Termed as 'Protoclaviger trichodens' by lead researcher Joe Parker, the fossil was discovered from Tadkeshwar lignite mine in Gujarat by a team of scientists from Lucknow-based Birbal Sahni Institute of Paleobotany and American Museum of Natural History in New York.
These beetles were unique because they bypassed security in ant colonies and thrive by eating their eggs and utilising their resouces.

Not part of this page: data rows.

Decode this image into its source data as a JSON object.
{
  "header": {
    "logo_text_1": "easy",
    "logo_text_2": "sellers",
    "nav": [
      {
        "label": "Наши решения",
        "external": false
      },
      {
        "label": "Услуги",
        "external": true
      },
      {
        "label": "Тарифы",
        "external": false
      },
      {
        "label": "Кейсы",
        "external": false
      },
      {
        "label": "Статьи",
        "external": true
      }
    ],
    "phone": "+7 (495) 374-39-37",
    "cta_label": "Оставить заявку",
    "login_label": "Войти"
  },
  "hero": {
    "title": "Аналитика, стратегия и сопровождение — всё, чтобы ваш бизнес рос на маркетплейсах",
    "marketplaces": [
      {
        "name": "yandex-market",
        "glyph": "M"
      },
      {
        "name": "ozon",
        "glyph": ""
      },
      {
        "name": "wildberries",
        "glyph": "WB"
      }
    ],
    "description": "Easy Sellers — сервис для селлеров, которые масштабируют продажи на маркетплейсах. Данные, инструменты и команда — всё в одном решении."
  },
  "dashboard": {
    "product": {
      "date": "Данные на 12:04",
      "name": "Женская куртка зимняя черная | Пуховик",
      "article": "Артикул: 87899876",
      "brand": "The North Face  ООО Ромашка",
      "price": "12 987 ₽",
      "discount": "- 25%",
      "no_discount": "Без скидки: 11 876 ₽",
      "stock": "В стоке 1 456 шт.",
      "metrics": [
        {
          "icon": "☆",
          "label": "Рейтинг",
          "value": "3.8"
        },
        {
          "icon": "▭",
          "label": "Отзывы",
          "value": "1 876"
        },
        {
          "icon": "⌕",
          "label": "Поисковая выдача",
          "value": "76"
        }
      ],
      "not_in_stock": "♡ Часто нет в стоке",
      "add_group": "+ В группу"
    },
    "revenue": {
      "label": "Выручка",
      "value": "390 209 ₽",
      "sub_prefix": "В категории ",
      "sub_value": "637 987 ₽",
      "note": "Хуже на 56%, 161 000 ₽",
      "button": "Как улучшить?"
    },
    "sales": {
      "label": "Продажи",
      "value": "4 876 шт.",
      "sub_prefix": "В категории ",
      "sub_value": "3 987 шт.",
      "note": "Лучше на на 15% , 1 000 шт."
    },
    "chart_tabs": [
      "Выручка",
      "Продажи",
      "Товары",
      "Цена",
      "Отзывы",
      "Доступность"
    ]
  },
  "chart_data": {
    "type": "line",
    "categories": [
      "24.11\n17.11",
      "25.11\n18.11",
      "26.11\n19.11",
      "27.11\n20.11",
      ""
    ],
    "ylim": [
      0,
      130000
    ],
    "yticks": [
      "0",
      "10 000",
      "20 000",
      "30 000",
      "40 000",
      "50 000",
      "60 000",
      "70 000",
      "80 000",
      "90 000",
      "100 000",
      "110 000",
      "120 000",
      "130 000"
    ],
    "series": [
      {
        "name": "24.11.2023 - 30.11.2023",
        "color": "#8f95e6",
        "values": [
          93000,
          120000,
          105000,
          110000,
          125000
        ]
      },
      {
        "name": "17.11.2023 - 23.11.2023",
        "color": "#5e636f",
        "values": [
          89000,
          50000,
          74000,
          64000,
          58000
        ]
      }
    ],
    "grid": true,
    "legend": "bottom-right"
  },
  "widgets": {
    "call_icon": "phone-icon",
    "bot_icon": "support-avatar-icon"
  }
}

How they do it is still being researched.
The findings published today in science journal 'Current Biology' said the fossil is the oldest-known example of this kind of social parasitism, known as "myrmecophily" where a predator lives within the colony of ants thriving on their resources and eggs.
Scientist from Birbal Sahni Institute, Hukam Singh told PTI over phone that the site from where this fossil was extracted was once a rain-forest environment where thousands of specimens were preserved in ambers giving an insight into evolution of insects and environment.
Parker said the discovery not just gives details of evolution of such beetles, but also about the ants that their nests were big enough and resource-rich enough to be worthy of exploitation by these super-specialised insects.
"And when ants exploded ecologically and began to dominate, these beetles exploded with them," a statement said.
Giving details about the finding, Parker told PTI in an email interview that the specimen was recovered from an amber deposit that marks the first appearance in the fossil record of crown group modern ant subfamilies, showing this advanced form of social parasitism is an ancient feature of modern day ants.
"Protoclaviger is transitional fossil a 'missing link' that captures an intermediate stage in the evolution of the profound morphological adaptation that enables these beetles to infiltrate ant-societies," he said.
There are 370 recorded species of these ant-loving parasite beetles, which are about 1-3 millimetres in length and escape smell-based security system of pheromones deployed by ants to identify intruders.
The intruders are immediately identified, attacked and consumed in the colonies. But the flawless security fails before parasitic Clavigeritae beetles which sneak through these defences and "integrate seamlessly" in the colony.
Despite being species rich, it is believed to be the first known fossil of the beetle which has been discovered.
The scientists suggest that although fossils shows a body which is similar to modern Clavigeritae beetles some of its characteristics are clearly more primitive.
"For example, Protoclaviger's abdominal segments are still distinct, whereas in modern beetles they are fused together into a single shieldlike segment," Parker said.